Task statement -
Copy every line of the entries that has the string "offset" in it.

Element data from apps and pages
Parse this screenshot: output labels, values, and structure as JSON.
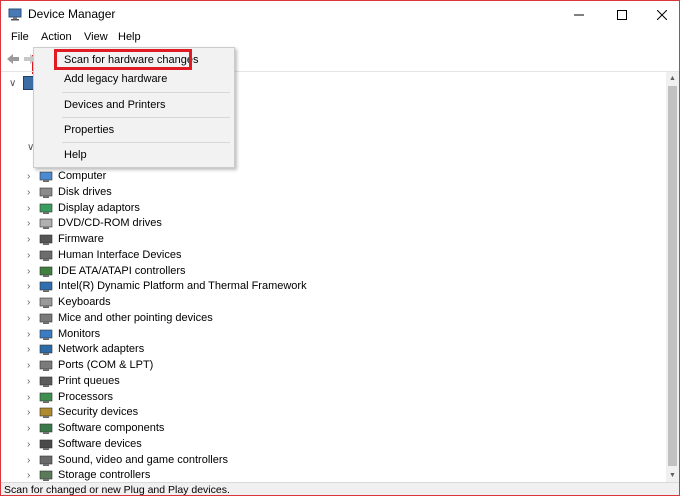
{
  "window": {
    "title": "Device Manager",
    "controls": {
      "minimize": "minimize-icon",
      "maximize": "maximize-icon",
      "close": "close-icon"
    }
  },
  "menubar": {
    "file": "File",
    "action": "Action",
    "view": "View",
    "help": "Help"
  },
  "action_menu": {
    "items": [
      {
        "label": "Scan for hardware changes",
        "highlighted": true
      },
      {
        "label": "Add legacy hardware"
      },
      {
        "label": "Devices and Printers"
      },
      {
        "label": "Properties"
      },
      {
        "label": "Help"
      }
    ]
  },
  "tree": {
    "items": [
      {
        "label": "Computer",
        "icon": "computer-icon"
      },
      {
        "label": "Disk drives",
        "icon": "disk-drive-icon"
      },
      {
        "label": "Display adaptors",
        "icon": "display-adapter-icon"
      },
      {
        "label": "DVD/CD-ROM drives",
        "icon": "dvd-drive-icon"
      },
      {
        "label": "Firmware",
        "icon": "firmware-icon"
      },
      {
        "label": "Human Interface Devices",
        "icon": "hid-icon"
      },
      {
        "label": "IDE ATA/ATAPI controllers",
        "icon": "ide-controller-icon"
      },
      {
        "label": "Intel(R) Dynamic Platform and Thermal Framework",
        "icon": "thermal-framework-icon"
      },
      {
        "label": "Keyboards",
        "icon": "keyboard-icon"
      },
      {
        "label": "Mice and other pointing devices",
        "icon": "mouse-icon"
      },
      {
        "label": "Monitors",
        "icon": "monitor-icon"
      },
      {
        "label": "Network adapters",
        "icon": "network-adapter-icon"
      },
      {
        "label": "Ports (COM & LPT)",
        "icon": "port-icon"
      },
      {
        "label": "Print queues",
        "icon": "printer-icon"
      },
      {
        "label": "Processors",
        "icon": "processor-icon"
      },
      {
        "label": "Security devices",
        "icon": "security-device-icon"
      },
      {
        "label": "Software components",
        "icon": "software-component-icon"
      },
      {
        "label": "Software devices",
        "icon": "software-device-icon"
      },
      {
        "label": "Sound, video and game controllers",
        "icon": "sound-icon"
      },
      {
        "label": "Storage controllers",
        "icon": "storage-controller-icon"
      }
    ]
  },
  "statusbar": {
    "text": "Scan for changed or new Plug and Play devices."
  },
  "colors": {
    "highlight_border": "#e01b24",
    "menu_background": "#f2f2f2",
    "menubar_selected": "#cce8ff"
  }
}
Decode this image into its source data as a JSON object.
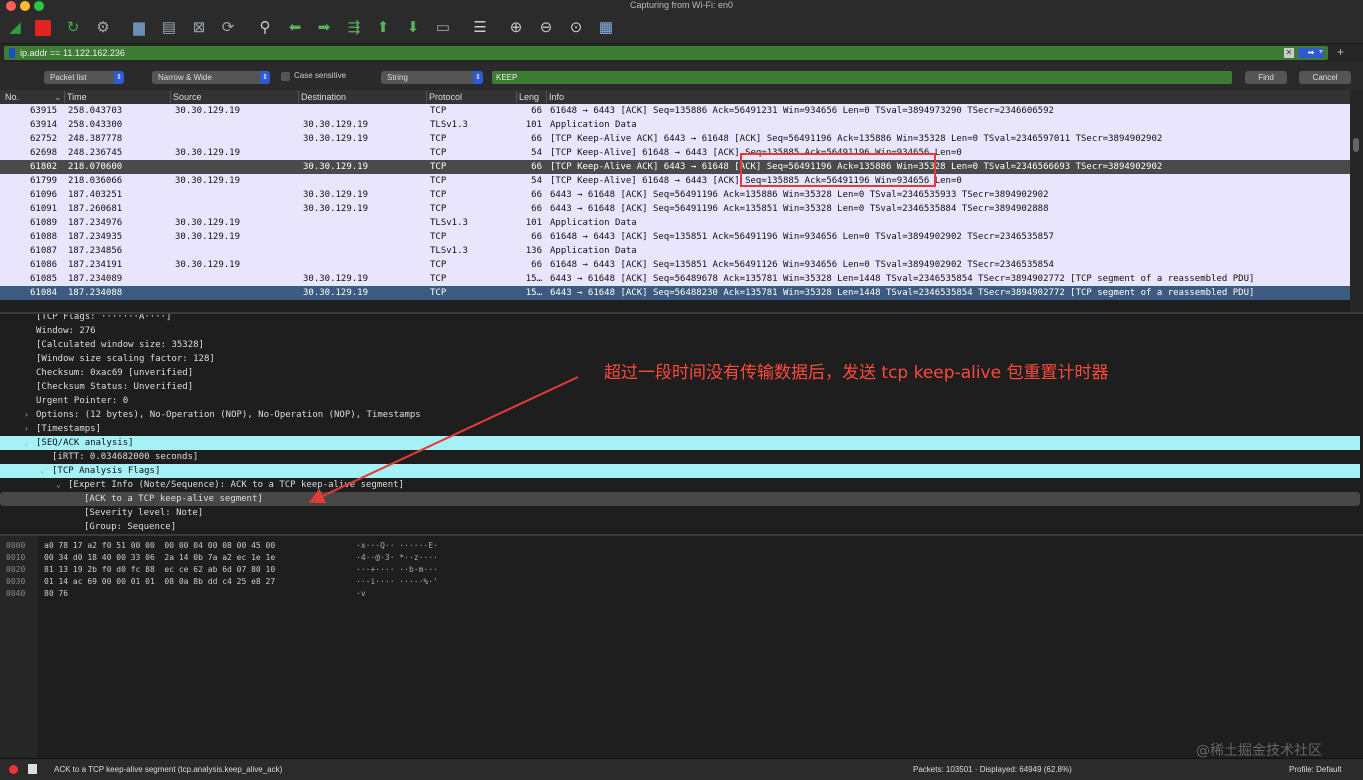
{
  "window": {
    "title": "Capturing from Wi-Fi: en0"
  },
  "filter": {
    "value": "ip.addr == 11.122.162.236"
  },
  "find_bar": {
    "search_in": "Packet list",
    "char_width": "Narrow & Wide",
    "case_sensitive_label": "Case sensitive",
    "search_type": "String",
    "query": "KEEP",
    "find_label": "Find",
    "cancel_label": "Cancel"
  },
  "columns": [
    "No.",
    "Time",
    "Source",
    "Destination",
    "Protocol",
    "Leng",
    "Info"
  ],
  "packets": [
    {
      "no": "63915",
      "time": "258.043703",
      "source": "30.30.129.19",
      "destination": "",
      "protocol": "TCP",
      "length": "66",
      "info": "61648 → 6443 [ACK] Seq=135886 Ack=56491231 Win=934656 Len=0 TSval=3894973290 TSecr=2346606592"
    },
    {
      "no": "63914",
      "time": "258.043300",
      "source": "",
      "destination": "30.30.129.19",
      "protocol": "TLSv1.3",
      "length": "101",
      "info": "Application Data"
    },
    {
      "no": "62752",
      "time": "248.387778",
      "source": "",
      "destination": "30.30.129.19",
      "protocol": "TCP",
      "length": "66",
      "info": "[TCP Keep-Alive ACK] 6443 → 61648 [ACK] Seq=56491196 Ack=135886 Win=35328 Len=0 TSval=2346597011 TSecr=3894902902"
    },
    {
      "no": "62698",
      "time": "248.236745",
      "source": "30.30.129.19",
      "destination": "",
      "protocol": "TCP",
      "length": "54",
      "info": "[TCP Keep-Alive] 61648 → 6443 [ACK] Seq=135885 Ack=56491196 Win=934656 Len=0"
    },
    {
      "no": "61802",
      "time": "218.070600",
      "source": "",
      "destination": "30.30.129.19",
      "protocol": "TCP",
      "length": "66",
      "info": "[TCP Keep-Alive ACK] 6443 → 61648 [ACK] Seq=56491196 Ack=135886 Win=35328 Len=0 TSval=2346566693 TSecr=3894902902"
    },
    {
      "no": "61799",
      "time": "218.036066",
      "source": "30.30.129.19",
      "destination": "",
      "protocol": "TCP",
      "length": "54",
      "info": "[TCP Keep-Alive] 61648 → 6443 [ACK] Seq=135885 Ack=56491196 Win=934656 Len=0"
    },
    {
      "no": "61096",
      "time": "187.403251",
      "source": "",
      "destination": "30.30.129.19",
      "protocol": "TCP",
      "length": "66",
      "info": "6443 → 61648 [ACK] Seq=56491196 Ack=135886 Win=35328 Len=0 TSval=2346535933 TSecr=3894902902"
    },
    {
      "no": "61091",
      "time": "187.260681",
      "source": "",
      "destination": "30.30.129.19",
      "protocol": "TCP",
      "length": "66",
      "info": "6443 → 61648 [ACK] Seq=56491196 Ack=135851 Win=35328 Len=0 TSval=2346535884 TSecr=3894902888"
    },
    {
      "no": "61089",
      "time": "187.234976",
      "source": "30.30.129.19",
      "destination": "",
      "protocol": "TLSv1.3",
      "length": "101",
      "info": "Application Data"
    },
    {
      "no": "61088",
      "time": "187.234935",
      "source": "30.30.129.19",
      "destination": "",
      "protocol": "TCP",
      "length": "66",
      "info": "61648 → 6443 [ACK] Seq=135851 Ack=56491196 Win=934656 Len=0 TSval=3894902902 TSecr=2346535857"
    },
    {
      "no": "61087",
      "time": "187.234856",
      "source": "",
      "destination": "",
      "protocol": "TLSv1.3",
      "length": "136",
      "info": "Application Data"
    },
    {
      "no": "61086",
      "time": "187.234191",
      "source": "30.30.129.19",
      "destination": "",
      "protocol": "TCP",
      "length": "66",
      "info": "61648 → 6443 [ACK] Seq=135851 Ack=56491126 Win=934656 Len=0 TSval=3894902902 TSecr=2346535854"
    },
    {
      "no": "61085",
      "time": "187.234089",
      "source": "",
      "destination": "30.30.129.19",
      "protocol": "TCP",
      "length": "15…",
      "info": "6443 → 61648 [ACK] Seq=56489678 Ack=135781 Win=35328 Len=1448 TSval=2346535854 TSecr=3894902772 [TCP segment of a reassembled PDU]"
    },
    {
      "no": "61084",
      "time": "187.234088",
      "source": "",
      "destination": "30.30.129.19",
      "protocol": "TCP",
      "length": "15…",
      "info": "6443 → 61648 [ACK] Seq=56488230 Ack=135781 Win=35328 Len=1448 TSval=2346535854 TSecr=3894902772 [TCP segment of a reassembled PDU]"
    }
  ],
  "details": [
    {
      "indent": 2,
      "toggle": "",
      "text": "[TCP Flags: ·······A····]"
    },
    {
      "indent": 2,
      "toggle": "",
      "text": "Window: 276"
    },
    {
      "indent": 2,
      "toggle": "",
      "text": "[Calculated window size: 35328]"
    },
    {
      "indent": 2,
      "toggle": "",
      "text": "[Window size scaling factor: 128]"
    },
    {
      "indent": 2,
      "toggle": "",
      "text": "Checksum: 0xac69 [unverified]"
    },
    {
      "indent": 2,
      "toggle": "",
      "text": "[Checksum Status: Unverified]"
    },
    {
      "indent": 2,
      "toggle": "",
      "text": "Urgent Pointer: 0"
    },
    {
      "indent": 2,
      "toggle": "›",
      "text": "Options: (12 bytes), No-Operation (NOP), No-Operation (NOP), Timestamps"
    },
    {
      "indent": 2,
      "toggle": "›",
      "text": "[Timestamps]"
    },
    {
      "indent": 2,
      "toggle": "⌄",
      "text": "[SEQ/ACK analysis]",
      "style": "hl"
    },
    {
      "indent": 3,
      "toggle": "",
      "text": "[iRTT: 0.034682000 seconds]"
    },
    {
      "indent": 3,
      "toggle": "⌄",
      "text": "[TCP Analysis Flags]",
      "style": "hl"
    },
    {
      "indent": 4,
      "toggle": "⌄",
      "text": "[Expert Info (Note/Sequence): ACK to a TCP keep-alive segment]"
    },
    {
      "indent": 5,
      "toggle": "",
      "text": "[ACK to a TCP keep-alive segment]",
      "style": "sel"
    },
    {
      "indent": 5,
      "toggle": "",
      "text": "[Severity level: Note]"
    },
    {
      "indent": 5,
      "toggle": "",
      "text": "[Group: Sequence]"
    }
  ],
  "annotation": "超过一段时间没有传输数据后，发送 tcp keep-alive 包重置计时器",
  "bytes": [
    {
      "offset": "0000",
      "hex": "a0 78 17 a2 f0 51 00 00  00 00 04 00 08 00 45 00",
      "ascii": "·x···Q·· ······E·"
    },
    {
      "offset": "0010",
      "hex": "00 34 d0 18 40 00 33 06  2a 14 0b 7a a2 ec 1e 1e",
      "ascii": "·4··@·3· *··z····"
    },
    {
      "offset": "0020",
      "hex": "81 13 19 2b f0 d0 fc 88  ec ce 62 ab 6d 07 80 10",
      "ascii": "···+···· ··b·m···"
    },
    {
      "offset": "0030",
      "hex": "01 14 ac 69 00 00 01 01  08 0a 8b dd c4 25 e8 27",
      "ascii": "···i···· ·····%·'"
    },
    {
      "offset": "0040",
      "hex": "80 76",
      "ascii": "·v"
    }
  ],
  "watermark": "@稀土掘金技术社区",
  "status": {
    "expert_text": "ACK to a TCP keep-alive segment (tcp.analysis.keep_alive_ack)",
    "packets": "Packets: 103501 · Displayed: 64949 (62.8%)",
    "profile": "Profile: Default"
  },
  "colors": {
    "row_purple": "#e8e5fc",
    "row_selected": "#3d5a80",
    "row_dark": "#4a4a4a",
    "highlight_cyan": "#a6f1f5",
    "annotation_red": "#ff4a3a",
    "filter_green": "#3c7c33"
  },
  "icons": {
    "toolbar": [
      "shark-fin-start-icon",
      "stop-capture-icon",
      "restart-capture-icon",
      "capture-options-icon",
      "open-file-icon",
      "save-file-icon",
      "close-file-icon",
      "reload-file-icon",
      "search-packet-icon",
      "go-back-icon",
      "go-forward-icon",
      "go-to-packet-icon",
      "go-to-first-icon",
      "go-to-last-icon",
      "auto-scroll-icon",
      "colorize-icon",
      "zoom-in-icon",
      "zoom-out-icon",
      "zoom-reset-icon",
      "resize-columns-icon"
    ]
  }
}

Completed task -
      "offset": "0000",
      "offset": "0010",
      "offset": "0020",
      "offset": "0030",
      "offset": "0040",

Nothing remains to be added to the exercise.